Year 9 Deans - Mr. Jason Moore moorej@pnbhs.school.nz and Mr. Jason Cudby cudbyj@pnbhs.school.nz 3545176 ext. 719

Year 10 Deans - Mr. Hayden Macdonald macdonaldh@pnbhs.school.nz and Mr. Jacob Meehan meehanj@pnbhs.school.nz 3545176 ext. 720

Year 11 Deans - Mr. Shaun McFarlane mcfarlanes@pnbhs.school.nz and Mr. Scott Davidson davidsons@pnbhs.school.nz 3545176 ext. 767

Year 12 Deans - Mr. Steven Vindriis vindriiss@pnbhs.school.nz and Mr. Grant McQueen-Davies mcqueendaviesg@pnbhs.school.nz 3545176 ext. 765

Year 13 Deans - Mr. Bruce Kensington kensingtonb@pnbhs.school.nz and Mr. Jack Siebert siebertj@pnbhs.school.nz 3545176 ext. 766

Dean of Māori Student Achievement - Mr. Anthony Lobb lobba@pnbhs.school.nz 3545176 ext. 777

Dean of Pasifika Student Achievement - Mr. Lifeimi Mafi mafil@pnbhs.school.nz 

Accelerate Programme Coordinator - Mr. Ken Benn bennk@pnbhs.school.nz 3545176 ext. 739

International Student Director - Mr. Lance Retemeyer retemeyerl@pnbhs.school.nz 3545176 ext. 797

Senior Master, Year 9 - Mr. Paul Gibbs gibbsp@pnbhs.school.nz 3545176 ext. 708

Senior Master, Year 10 - Mr. Grant Sinclair sinclairg@pnbhs.school.nz 3545176 ext. 709

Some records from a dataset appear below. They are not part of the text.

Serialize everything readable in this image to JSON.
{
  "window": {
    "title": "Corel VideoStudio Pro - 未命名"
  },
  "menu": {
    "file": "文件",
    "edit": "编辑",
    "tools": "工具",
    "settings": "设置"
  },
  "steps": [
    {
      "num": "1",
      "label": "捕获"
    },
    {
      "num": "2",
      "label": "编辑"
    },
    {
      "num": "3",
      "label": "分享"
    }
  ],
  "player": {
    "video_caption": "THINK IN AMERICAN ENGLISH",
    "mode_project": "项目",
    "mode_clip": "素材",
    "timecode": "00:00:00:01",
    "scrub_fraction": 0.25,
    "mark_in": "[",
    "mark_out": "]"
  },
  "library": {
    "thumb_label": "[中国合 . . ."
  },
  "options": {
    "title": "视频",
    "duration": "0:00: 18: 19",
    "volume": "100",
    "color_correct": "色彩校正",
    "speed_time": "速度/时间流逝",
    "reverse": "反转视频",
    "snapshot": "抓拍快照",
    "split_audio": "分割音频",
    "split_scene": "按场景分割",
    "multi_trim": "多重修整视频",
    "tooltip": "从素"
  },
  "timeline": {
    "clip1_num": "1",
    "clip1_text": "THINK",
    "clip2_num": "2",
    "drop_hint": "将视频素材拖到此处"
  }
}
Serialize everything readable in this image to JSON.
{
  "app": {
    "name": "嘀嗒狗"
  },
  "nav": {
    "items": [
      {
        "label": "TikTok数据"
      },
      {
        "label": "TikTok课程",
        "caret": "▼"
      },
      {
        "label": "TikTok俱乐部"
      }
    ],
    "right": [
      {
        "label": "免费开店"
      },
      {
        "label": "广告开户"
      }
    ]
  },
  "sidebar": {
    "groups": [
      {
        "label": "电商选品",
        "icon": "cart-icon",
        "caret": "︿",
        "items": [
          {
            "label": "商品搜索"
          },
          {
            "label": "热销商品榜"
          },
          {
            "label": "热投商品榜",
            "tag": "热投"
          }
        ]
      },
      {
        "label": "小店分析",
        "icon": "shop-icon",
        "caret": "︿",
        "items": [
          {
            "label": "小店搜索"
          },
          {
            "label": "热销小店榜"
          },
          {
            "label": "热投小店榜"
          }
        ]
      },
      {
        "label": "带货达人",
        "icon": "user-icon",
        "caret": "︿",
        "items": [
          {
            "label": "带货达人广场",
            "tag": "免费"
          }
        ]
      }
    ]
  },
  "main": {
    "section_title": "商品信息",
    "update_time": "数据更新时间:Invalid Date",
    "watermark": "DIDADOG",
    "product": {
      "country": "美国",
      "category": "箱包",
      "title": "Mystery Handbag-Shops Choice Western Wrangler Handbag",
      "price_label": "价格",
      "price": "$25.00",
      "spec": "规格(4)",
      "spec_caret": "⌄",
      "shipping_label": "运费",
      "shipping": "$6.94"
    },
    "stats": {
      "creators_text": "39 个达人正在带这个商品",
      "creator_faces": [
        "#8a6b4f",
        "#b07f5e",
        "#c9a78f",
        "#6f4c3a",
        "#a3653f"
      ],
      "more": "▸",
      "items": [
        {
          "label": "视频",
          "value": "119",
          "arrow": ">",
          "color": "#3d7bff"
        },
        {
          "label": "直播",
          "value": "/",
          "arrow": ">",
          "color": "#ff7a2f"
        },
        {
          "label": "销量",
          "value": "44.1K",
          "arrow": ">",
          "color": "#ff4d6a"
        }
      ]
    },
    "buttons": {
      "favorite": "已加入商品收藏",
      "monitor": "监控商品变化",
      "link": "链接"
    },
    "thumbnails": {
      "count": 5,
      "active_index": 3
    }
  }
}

Senior Master, Year 11 - Mr. Blair van Stipriaan vanstipriaanb@pnbhs.school.nz 3545176 ext. 771

Senior Master, Year 12 & Year 13 - Mr. Howard Pinder pinderh@pnbhs.school.nz 3545176 ext. 757